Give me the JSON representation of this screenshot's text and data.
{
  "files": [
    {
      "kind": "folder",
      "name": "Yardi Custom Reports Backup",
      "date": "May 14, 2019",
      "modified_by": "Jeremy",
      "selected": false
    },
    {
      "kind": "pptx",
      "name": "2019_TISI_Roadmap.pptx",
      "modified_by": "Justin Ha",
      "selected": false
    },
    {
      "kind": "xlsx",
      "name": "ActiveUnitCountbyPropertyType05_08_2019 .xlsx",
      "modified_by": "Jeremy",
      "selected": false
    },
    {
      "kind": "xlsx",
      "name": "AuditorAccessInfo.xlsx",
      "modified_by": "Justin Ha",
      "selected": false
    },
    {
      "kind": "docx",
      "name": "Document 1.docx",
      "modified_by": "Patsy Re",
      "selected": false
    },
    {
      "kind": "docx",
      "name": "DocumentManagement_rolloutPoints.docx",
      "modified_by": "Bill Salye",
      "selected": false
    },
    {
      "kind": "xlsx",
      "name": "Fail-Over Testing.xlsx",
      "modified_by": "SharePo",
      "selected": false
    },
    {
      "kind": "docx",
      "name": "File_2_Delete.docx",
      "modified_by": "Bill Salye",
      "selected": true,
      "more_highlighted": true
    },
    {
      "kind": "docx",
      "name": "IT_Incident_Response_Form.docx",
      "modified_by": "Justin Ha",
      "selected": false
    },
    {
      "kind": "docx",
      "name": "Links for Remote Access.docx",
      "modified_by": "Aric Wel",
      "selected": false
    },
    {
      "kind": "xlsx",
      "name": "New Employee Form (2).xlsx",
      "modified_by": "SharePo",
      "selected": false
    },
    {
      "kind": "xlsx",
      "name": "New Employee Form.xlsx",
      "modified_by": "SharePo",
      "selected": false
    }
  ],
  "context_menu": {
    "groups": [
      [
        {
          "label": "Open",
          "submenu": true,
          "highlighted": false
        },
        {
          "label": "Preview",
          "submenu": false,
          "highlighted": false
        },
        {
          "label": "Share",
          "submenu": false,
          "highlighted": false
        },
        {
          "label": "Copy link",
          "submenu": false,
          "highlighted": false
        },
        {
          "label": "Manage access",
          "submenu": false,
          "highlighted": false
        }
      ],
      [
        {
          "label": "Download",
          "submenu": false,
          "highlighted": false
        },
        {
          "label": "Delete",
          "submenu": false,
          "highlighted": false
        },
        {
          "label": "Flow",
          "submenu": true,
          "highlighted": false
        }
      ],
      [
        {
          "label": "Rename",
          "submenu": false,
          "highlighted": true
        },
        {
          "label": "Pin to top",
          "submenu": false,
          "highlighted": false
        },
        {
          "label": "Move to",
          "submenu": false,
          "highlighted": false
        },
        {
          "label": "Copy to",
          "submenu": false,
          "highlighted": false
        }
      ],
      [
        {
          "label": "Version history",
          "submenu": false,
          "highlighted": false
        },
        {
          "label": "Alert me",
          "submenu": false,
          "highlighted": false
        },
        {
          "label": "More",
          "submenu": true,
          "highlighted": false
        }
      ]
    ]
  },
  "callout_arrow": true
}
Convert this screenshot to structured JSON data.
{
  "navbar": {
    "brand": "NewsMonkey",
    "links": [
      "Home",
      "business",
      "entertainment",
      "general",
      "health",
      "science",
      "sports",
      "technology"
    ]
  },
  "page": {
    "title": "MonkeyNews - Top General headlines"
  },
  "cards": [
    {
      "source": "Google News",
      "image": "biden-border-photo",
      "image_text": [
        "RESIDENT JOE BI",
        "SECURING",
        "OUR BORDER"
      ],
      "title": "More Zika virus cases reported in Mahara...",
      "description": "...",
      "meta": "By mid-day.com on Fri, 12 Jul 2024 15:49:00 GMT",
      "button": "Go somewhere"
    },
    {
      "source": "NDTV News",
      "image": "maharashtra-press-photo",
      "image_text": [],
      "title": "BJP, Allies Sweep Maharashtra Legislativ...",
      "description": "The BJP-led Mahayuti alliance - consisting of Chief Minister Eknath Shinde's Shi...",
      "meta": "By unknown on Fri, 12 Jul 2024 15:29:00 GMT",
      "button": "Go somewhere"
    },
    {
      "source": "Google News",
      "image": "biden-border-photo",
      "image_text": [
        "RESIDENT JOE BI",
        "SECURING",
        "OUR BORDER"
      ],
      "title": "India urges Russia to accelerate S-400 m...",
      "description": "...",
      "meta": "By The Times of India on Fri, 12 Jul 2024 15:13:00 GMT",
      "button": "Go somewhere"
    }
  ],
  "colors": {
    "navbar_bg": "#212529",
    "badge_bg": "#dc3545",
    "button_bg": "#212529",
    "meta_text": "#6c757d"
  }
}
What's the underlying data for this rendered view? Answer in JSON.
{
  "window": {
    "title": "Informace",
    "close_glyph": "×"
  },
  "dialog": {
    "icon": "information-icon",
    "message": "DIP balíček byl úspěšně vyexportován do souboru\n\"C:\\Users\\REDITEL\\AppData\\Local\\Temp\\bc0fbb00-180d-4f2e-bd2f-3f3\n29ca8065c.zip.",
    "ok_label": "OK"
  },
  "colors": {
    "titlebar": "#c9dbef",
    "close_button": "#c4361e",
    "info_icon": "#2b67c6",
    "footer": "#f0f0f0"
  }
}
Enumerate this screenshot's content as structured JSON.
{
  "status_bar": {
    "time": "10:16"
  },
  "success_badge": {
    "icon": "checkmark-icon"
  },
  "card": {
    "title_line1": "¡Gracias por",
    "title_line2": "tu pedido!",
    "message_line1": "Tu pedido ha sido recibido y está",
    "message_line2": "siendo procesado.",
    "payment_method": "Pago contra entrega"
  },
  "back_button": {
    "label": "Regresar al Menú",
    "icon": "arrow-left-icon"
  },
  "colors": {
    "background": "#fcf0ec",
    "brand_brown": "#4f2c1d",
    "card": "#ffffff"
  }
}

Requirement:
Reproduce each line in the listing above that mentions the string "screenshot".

Your solution:
Give me the JSON representation of this screenshot's text and data.
Convert this screenshot to structured JSON data.
Enumerate this screenshot's content as structured JSON.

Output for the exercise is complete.